COCO is a truly vibrant tale that is warm and whimsical. This is easily one of the most original stories that Pixar has told in years, embracing the rich Mexican culture and honoring its mythos with fully realized characters and a thoughtful narrative with depth and emotion. The film takes some unexpected (but welcome) turns, always punctuating it with beautiful songs and stunning visuals. Miguel is instantly loveable as a boy whose family mystery is compelling and interesting. As he encounters his own family in the Land of the Dead, Miguel discovers new appreciation for his family and his heritage. COCO is a movie that offers some great lessons on death and life that any child or adult can embrace.

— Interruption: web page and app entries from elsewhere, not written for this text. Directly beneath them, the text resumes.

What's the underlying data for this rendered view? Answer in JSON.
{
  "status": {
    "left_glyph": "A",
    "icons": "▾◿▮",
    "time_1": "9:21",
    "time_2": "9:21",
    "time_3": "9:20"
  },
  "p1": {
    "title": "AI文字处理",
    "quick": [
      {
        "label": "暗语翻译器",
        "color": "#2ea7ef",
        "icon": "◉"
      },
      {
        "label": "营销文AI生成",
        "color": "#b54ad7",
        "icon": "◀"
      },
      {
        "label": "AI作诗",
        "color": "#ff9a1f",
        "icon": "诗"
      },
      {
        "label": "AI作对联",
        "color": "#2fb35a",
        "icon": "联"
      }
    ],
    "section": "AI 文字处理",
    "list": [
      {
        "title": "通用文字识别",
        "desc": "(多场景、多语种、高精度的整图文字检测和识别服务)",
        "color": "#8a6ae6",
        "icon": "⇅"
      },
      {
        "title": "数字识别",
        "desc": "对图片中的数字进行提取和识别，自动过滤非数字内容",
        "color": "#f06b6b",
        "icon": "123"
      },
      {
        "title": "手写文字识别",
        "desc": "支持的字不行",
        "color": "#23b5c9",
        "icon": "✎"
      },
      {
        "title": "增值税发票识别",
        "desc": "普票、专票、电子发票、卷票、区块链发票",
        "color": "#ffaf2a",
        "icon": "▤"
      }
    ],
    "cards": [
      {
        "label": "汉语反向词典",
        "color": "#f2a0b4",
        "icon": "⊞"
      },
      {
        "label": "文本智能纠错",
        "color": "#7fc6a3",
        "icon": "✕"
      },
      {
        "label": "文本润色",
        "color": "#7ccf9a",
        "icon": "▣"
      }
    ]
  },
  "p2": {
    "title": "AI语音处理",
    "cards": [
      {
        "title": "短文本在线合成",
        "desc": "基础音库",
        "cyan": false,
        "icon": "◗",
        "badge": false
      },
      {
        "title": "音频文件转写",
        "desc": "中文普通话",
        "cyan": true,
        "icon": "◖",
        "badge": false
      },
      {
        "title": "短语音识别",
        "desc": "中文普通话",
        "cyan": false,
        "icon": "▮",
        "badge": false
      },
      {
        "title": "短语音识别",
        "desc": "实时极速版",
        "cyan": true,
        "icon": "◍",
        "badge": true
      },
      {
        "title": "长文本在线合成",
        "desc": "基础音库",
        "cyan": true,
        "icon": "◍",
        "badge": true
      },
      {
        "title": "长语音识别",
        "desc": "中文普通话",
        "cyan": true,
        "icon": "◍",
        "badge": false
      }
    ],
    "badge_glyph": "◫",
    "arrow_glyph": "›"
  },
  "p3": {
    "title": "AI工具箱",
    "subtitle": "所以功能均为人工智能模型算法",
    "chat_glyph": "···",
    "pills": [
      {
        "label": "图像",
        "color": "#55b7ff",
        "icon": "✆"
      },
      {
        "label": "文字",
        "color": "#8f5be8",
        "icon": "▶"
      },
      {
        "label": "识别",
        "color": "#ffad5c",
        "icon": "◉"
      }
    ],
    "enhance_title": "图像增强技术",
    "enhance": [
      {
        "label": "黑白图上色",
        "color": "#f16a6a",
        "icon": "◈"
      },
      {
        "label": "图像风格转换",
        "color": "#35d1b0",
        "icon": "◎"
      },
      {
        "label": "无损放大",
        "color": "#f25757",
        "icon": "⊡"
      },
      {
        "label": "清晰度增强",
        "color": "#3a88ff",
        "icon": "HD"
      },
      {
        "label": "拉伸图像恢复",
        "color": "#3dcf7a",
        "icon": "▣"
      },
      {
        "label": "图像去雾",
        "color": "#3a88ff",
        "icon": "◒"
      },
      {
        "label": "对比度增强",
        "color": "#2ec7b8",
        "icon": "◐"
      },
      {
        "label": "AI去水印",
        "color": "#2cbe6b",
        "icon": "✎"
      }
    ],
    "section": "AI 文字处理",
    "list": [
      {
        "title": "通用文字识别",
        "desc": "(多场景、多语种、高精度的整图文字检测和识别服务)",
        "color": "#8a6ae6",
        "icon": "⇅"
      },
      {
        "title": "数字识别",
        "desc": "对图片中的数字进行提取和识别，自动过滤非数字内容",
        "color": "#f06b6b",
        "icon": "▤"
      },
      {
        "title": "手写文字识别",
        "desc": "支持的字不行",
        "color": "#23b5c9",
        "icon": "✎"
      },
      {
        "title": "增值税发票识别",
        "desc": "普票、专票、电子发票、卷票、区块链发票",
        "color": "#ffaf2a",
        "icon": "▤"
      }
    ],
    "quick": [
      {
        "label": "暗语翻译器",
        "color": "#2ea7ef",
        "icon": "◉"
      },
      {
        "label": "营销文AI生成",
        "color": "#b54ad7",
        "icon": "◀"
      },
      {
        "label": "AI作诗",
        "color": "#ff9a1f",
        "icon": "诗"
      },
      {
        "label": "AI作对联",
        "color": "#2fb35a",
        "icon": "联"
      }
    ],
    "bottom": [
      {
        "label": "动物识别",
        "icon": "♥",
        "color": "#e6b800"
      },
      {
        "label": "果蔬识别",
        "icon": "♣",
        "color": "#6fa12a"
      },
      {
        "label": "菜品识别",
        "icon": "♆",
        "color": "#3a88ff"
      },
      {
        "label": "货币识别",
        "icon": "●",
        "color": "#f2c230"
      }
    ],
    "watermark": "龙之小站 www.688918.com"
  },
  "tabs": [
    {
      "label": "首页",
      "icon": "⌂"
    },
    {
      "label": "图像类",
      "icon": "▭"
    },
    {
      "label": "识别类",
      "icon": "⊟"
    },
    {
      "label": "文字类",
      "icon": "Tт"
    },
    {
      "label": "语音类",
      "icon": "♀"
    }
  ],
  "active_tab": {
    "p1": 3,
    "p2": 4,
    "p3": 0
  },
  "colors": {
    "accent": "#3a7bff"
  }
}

***Unfortunately for viewers, they must endure the Not-So-Short OLAF'S FROZEN ADVENTURE at the front of this movie. With a run time of 21 minutes, it feels far longer. Initially billed as a TV special, this isn't even direct to video quality. After COCO's release in Mexico all cinemas removed it from the screenings with apologies. Yes, it is that awful. With a stupid story that leverages holiday traditions as the penultimate joy, It has Anna and Elsa both throwing petty tantrums because townspeople won't join them for *their* party. Kristoff sings a song about fungus (yes you read that right) and Olaf tests the annoyance levels of the audience--one that is reached by the 5 minute mark. When a key part of the story is the imminent danger that wolves present to a snowman, the writers assume that the audience is as dumb as Olaf. This might have been endurable if it had been 5-8 minutes, but at nearly half an hour it isn't something that can be written off as just a fluff piece. If this is any indication of what is in store for audiences with FROZEN 2, I would encourage audiences to put that movie on ice permanently. My score for OLAF'S FROZEN ADVENTURE:1 out of 10...the 1 is for the return of the sauna guy and his family.